The family moved to Berkeley, California, where her parents attended graduate school. They also introduced their daughter to American Civil Rights activism in Berkeley. Harris's parents divorced when she was 7, and her mother raised her daughters in Berkeley, where the family lived in a predominantly Black neighborhood and where the girls sang in a Baptist choir, and they were also raised with Hindu beliefs. Her name, Kamala, means "lotus flower" in Hindi. She was extremely close with her maternal grandfather, Rajam Gopalan, an Indian diplomat, and as a child, she would frequently visit her family in Besant Nagar.
Her mother eventually moved the family to Montreal, Quebec, Canada, where Shyamala took a position doing research at the Jewish General Hospital and teaching at McGill University. After graduating from Montreal's Westmount High School in Quebec, Harris attended Howard University in Washington, D.C., where she majored in political science and economics. At Howard, Harris was elected to the liberal arts student council as freshman class representative, a member of the debate team, and joined Alpha Kappa Alpha sorority. She then returned to California, earning her law degree from the University of California, Hastings College of the Law, in 1989. She was admitted to the State Bar of California in 1990.
Harris served as a Deputy District Attorney in Alameda County, California, from 1990 to 1998. After 1998, she became the Managing Attorney of the Career Criminal Unit in the San Francisco District Attorney's Office. In 2000, she was Chief of the Community and Neighborhood Division, which oversees civil code enforcement, matters; she served on the board of the California District Attorney's Association and was Vice President of the National District Attorneys Association. On November 12, 2008, Harris announced her candidacy for California Attorney General.
Both of California's United States Senators, Dianne Feinstein and Barbara Boxer, as well as House Speaker Nancy Pelosi, endorsed Harris during the Democratic Party primary. In the June 8, 2010, primary, she was nominated with 33.6% of the vote. After the Democratic United States, Senator Barbara Boxer announced her retirement from the Senate at the end of her term in 2016, Harris was the first candidate to declare her intention to run for Boxer's Senate seat. She officially announced the launch of her campaign on January 13, 2015.
In the November 2016 election, Harris won 63 percent of the vote, carrying all but two counties.
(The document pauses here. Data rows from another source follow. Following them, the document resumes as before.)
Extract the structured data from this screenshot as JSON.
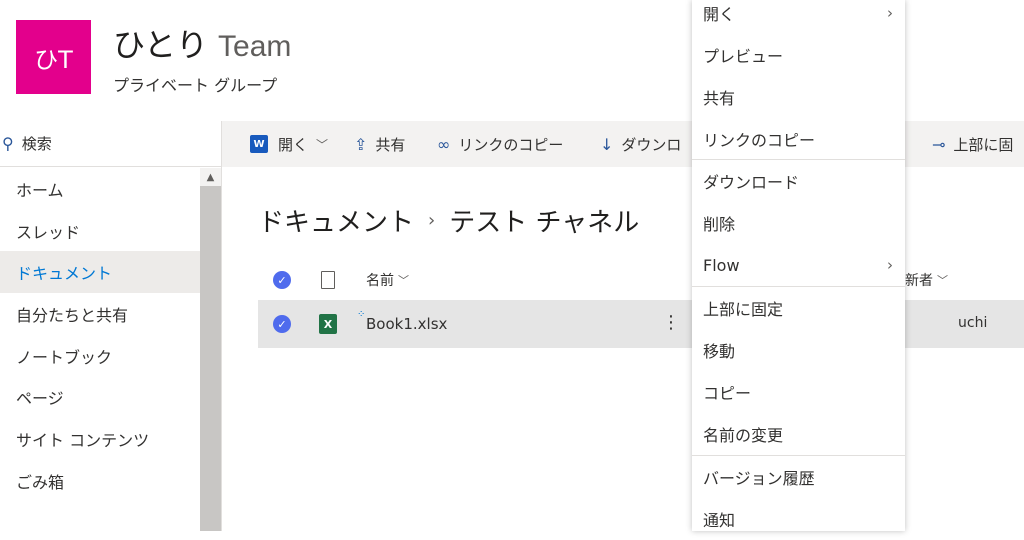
{
  "site": {
    "logo_text": "ひT",
    "title": "ひとり",
    "title_suffix": "Team",
    "subtitle": "プライベート グループ",
    "logo_color": "#e3008c"
  },
  "search": {
    "label": "検索",
    "icon": "search-icon"
  },
  "nav": [
    {
      "label": "ホーム"
    },
    {
      "label": "スレッド"
    },
    {
      "label": "ドキュメント",
      "active": true
    },
    {
      "label": "自分たちと共有"
    },
    {
      "label": "ノートブック"
    },
    {
      "label": "ページ"
    },
    {
      "label": "サイト コンテンツ"
    },
    {
      "label": "ごみ箱"
    }
  ],
  "commands": {
    "open": "開く",
    "share": "共有",
    "copy_link": "リンクのコピー",
    "download": "ダウンロ",
    "pin": "上部に固"
  },
  "breadcrumb": {
    "root": "ドキュメント",
    "current": "テスト チャネル"
  },
  "columns": {
    "name": "名前",
    "modified_by": "新者"
  },
  "file": {
    "name": "Book1.xlsx",
    "modified_by": "uzaki Tauchi"
  },
  "context_menu": [
    {
      "label": "開く",
      "submenu": true
    },
    {
      "label": "プレビュー"
    },
    {
      "label": "共有"
    },
    {
      "label": "リンクのコピー"
    },
    {
      "label": "ダウンロード"
    },
    {
      "label": "削除"
    },
    {
      "label": "Flow",
      "submenu": true
    },
    {
      "label": "上部に固定"
    },
    {
      "label": "移動"
    },
    {
      "label": "コピー"
    },
    {
      "label": "名前の変更"
    },
    {
      "label": "バージョン履歴"
    },
    {
      "label": "通知"
    }
  ],
  "colors": {
    "accent": "#0078d4",
    "check": "#4f6bed",
    "excel": "#217346"
  }
}
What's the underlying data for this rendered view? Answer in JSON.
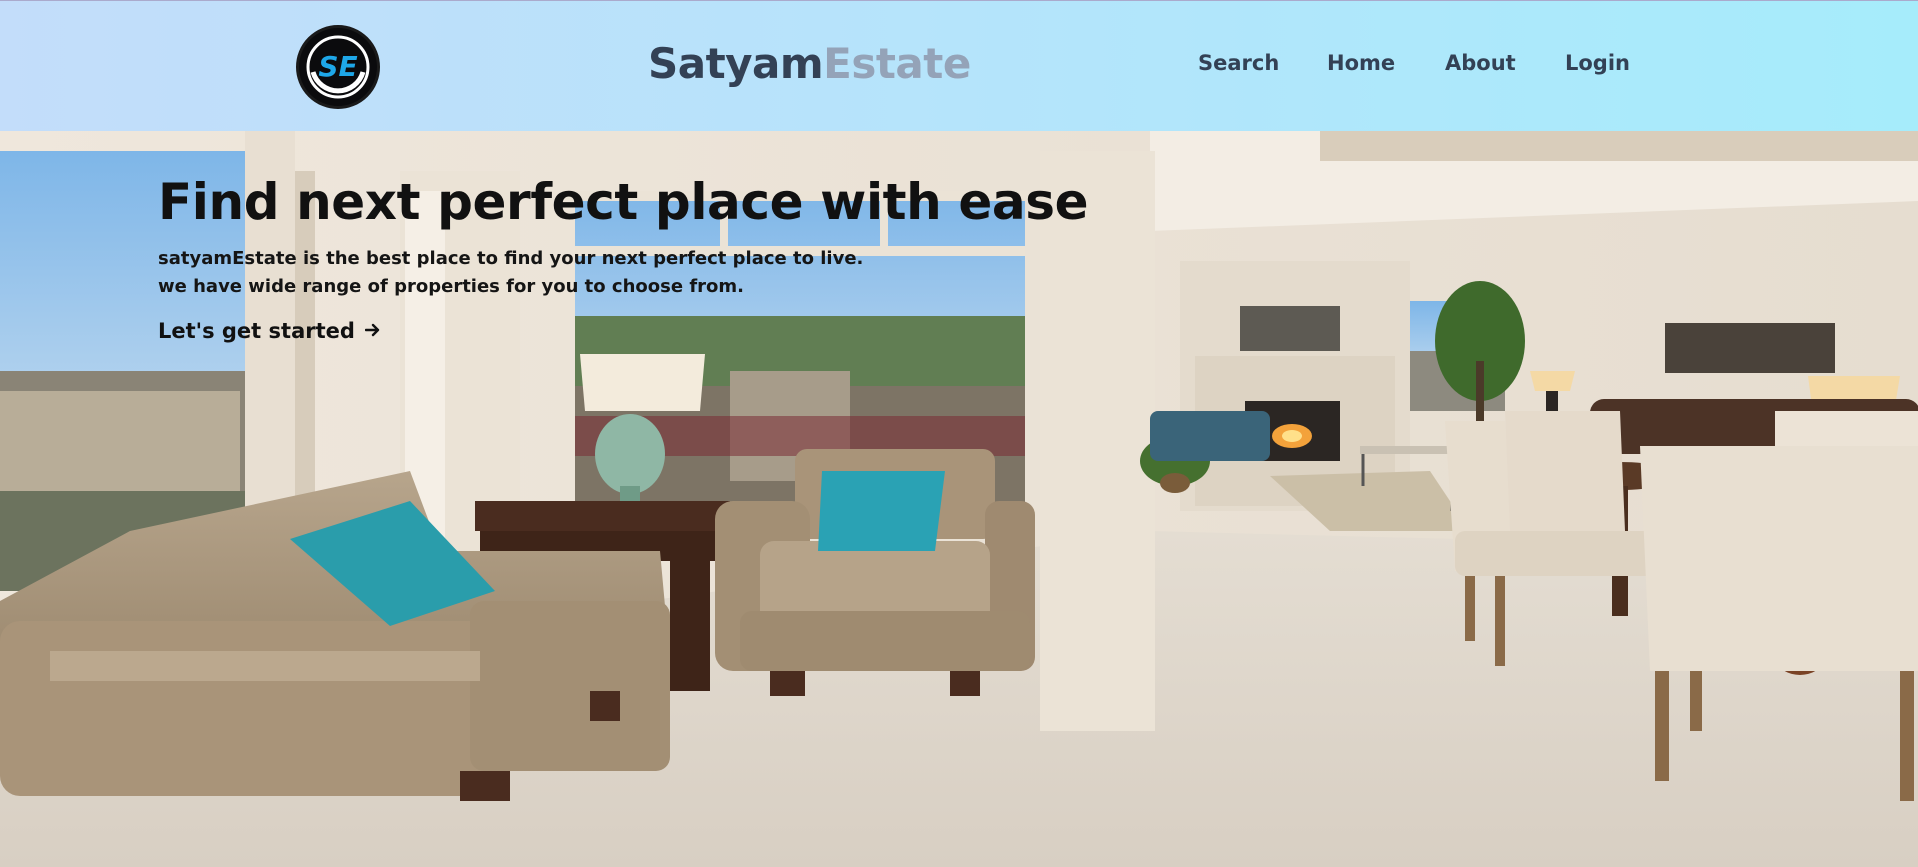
{
  "header": {
    "logo_text": "SE",
    "brand_part1": "Satyam",
    "brand_part2": "Estate",
    "nav": [
      {
        "label": "Search"
      },
      {
        "label": "Home"
      },
      {
        "label": "About"
      },
      {
        "label": "Login"
      }
    ]
  },
  "hero": {
    "title": "Find next perfect place with ease",
    "subtitle_line1": "satyamEstate is the best place to find your next perfect place to live.",
    "subtitle_line2": "we have wide range of properties for you to choose from.",
    "cta_label": "Let's get started",
    "cta_icon": "arrow-right-icon"
  },
  "colors": {
    "brand_dark": "#334155",
    "brand_light": "#94a3b8",
    "header_gradient_start": "#c3ddfa",
    "header_gradient_end": "#a6ecfb"
  }
}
Following her victory, Harris promised to protect immigrants from the policies of President-elect Donald Trump. Also, in November 2016, Mother Jones magazine named Harris as one of "11 Democrats Who Could Defeat President Trump in 2020".
On August 11, 2020, she became the first Black woman Vice Presidential nominee in America. On January 20, 2021, she became the first Black woman Vice President and the second non while Vice President (Charles Curtis, 1929-1933) in America.